Astronomers warned that SpaceX’s Starlink satellite constellation could block the view of a new telescope known as the Large Synoptic Survey Telescope (LSST). If this happens, the telescope will not be able to carry out some of its important functions, such as hunting nearby asteroids that pose a threat to Earth.

The LSST is currently being built on the Cerro Pachon ridge in Chile. With a construction cost of $466 million, it is being regarded as one of Earth’s most important telescopes. Once it has been built, the LSST is expected to launch a survey campaign that will map out the entire sky in just three nights, Forbes reported.
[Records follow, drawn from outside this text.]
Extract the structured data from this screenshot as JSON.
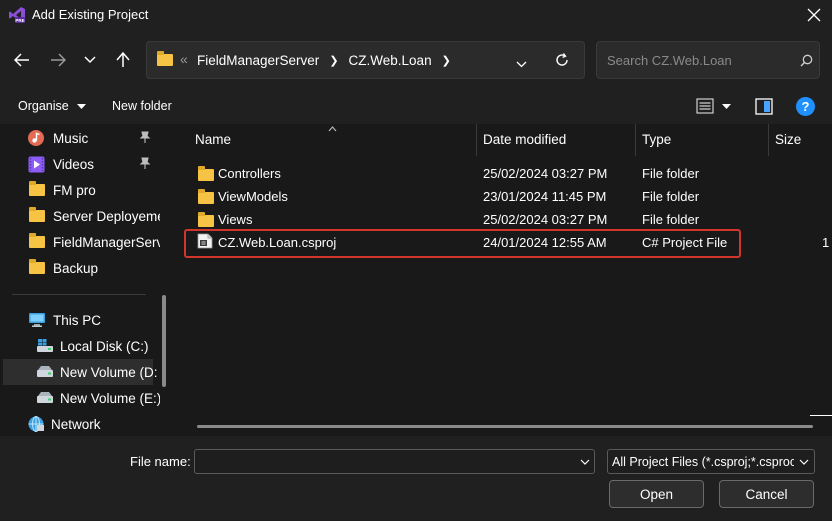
{
  "window": {
    "title": "Add Existing Project"
  },
  "nav": {
    "breadcrumb": [
      "FieldManagerServer",
      "CZ.Web.Loan"
    ],
    "search_placeholder": "Search CZ.Web.Loan"
  },
  "toolbar": {
    "organise_label": "Organise",
    "new_folder_label": "New folder"
  },
  "sidebar": {
    "items": [
      {
        "label": "Music",
        "icon": "music-icon",
        "pinned": true
      },
      {
        "label": "Videos",
        "icon": "videos-icon",
        "pinned": true
      },
      {
        "label": "FM pro",
        "icon": "folder-icon"
      },
      {
        "label": "Server Deployeme",
        "icon": "folder-icon"
      },
      {
        "label": "FieldManagerServ",
        "icon": "folder-icon"
      },
      {
        "label": "Backup",
        "icon": "folder-icon"
      }
    ],
    "this_pc": "This PC",
    "drives": [
      {
        "label": "Local Disk (C:)"
      },
      {
        "label": "New Volume (D:",
        "selected": true
      },
      {
        "label": "New Volume (E:)"
      }
    ],
    "network": "Network"
  },
  "file_list": {
    "columns": {
      "name": "Name",
      "date": "Date modified",
      "type": "Type",
      "size": "Size"
    },
    "rows": [
      {
        "name": "Controllers",
        "date": "25/02/2024 03:27 PM",
        "type": "File folder",
        "size": "",
        "kind": "folder"
      },
      {
        "name": "ViewModels",
        "date": "23/01/2024 11:45 PM",
        "type": "File folder",
        "size": "",
        "kind": "folder"
      },
      {
        "name": "Views",
        "date": "25/02/2024 03:27 PM",
        "type": "File folder",
        "size": "",
        "kind": "folder"
      },
      {
        "name": "CZ.Web.Loan.csproj",
        "date": "24/01/2024 12:55 AM",
        "type": "C# Project File",
        "size": "1",
        "kind": "csproj",
        "highlighted": true
      }
    ]
  },
  "footer": {
    "file_name_label": "File name:",
    "file_name_value": "",
    "filter_value": "All Project Files (*.csproj;*.csproc",
    "open_label": "Open",
    "cancel_label": "Cancel"
  },
  "colors": {
    "highlight": "#d2352c",
    "folder": "#f6c344",
    "accent": "#0a84ff"
  }
}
According to the astronomers who will oversee the LSST’s operations, the telescope will be able to detect any significant changes in the sky. They are also hoping to detect over a hundred thousand new supernova remnants through the telescope.

More importantly, the LSST will be used to hunt down near-Earth asteroids. Doing so can help space agencies identify the trajectories of these asteroids to determine which of them are in danger of colliding with Earth.

Unfortunately, astronomers are worried that SpaceX’s Starlink project could hinder the LSST from successfully performing its functions. Currently, there are about 122 Starlink satellites orbiting Earth. This number would eventually jump to 42,000 once SpaceX has completed the project.

For Dr. Tony Tyson, the chief scientist for LSST, the brightness of each Starlink satellite could significantly limit the telescope’s view, which means it might not be able to spot certain cosmic objects.

“LSST uniquely scans the sky with a fast and wide cadence going to very faint limits,” he said according to Forbes. “This means that of all observatories it is most impacted by tens of thousands of bright low earth orbit satellites."

“There will be so many it is not feasible to dodge them,” Tyson added. “The only hope is for the operators like SpaceX to make them dimmer.”

Aside from not being able to spot new cosmic discoveries, the LSST might not be able to detect incoming asteroids if they get blocked by the bright streaks produced by Starlink satellites.

A SpaceX Starlink satellite A SpaceX Starlink satellite in orbit (illustration) Photo: SpaceX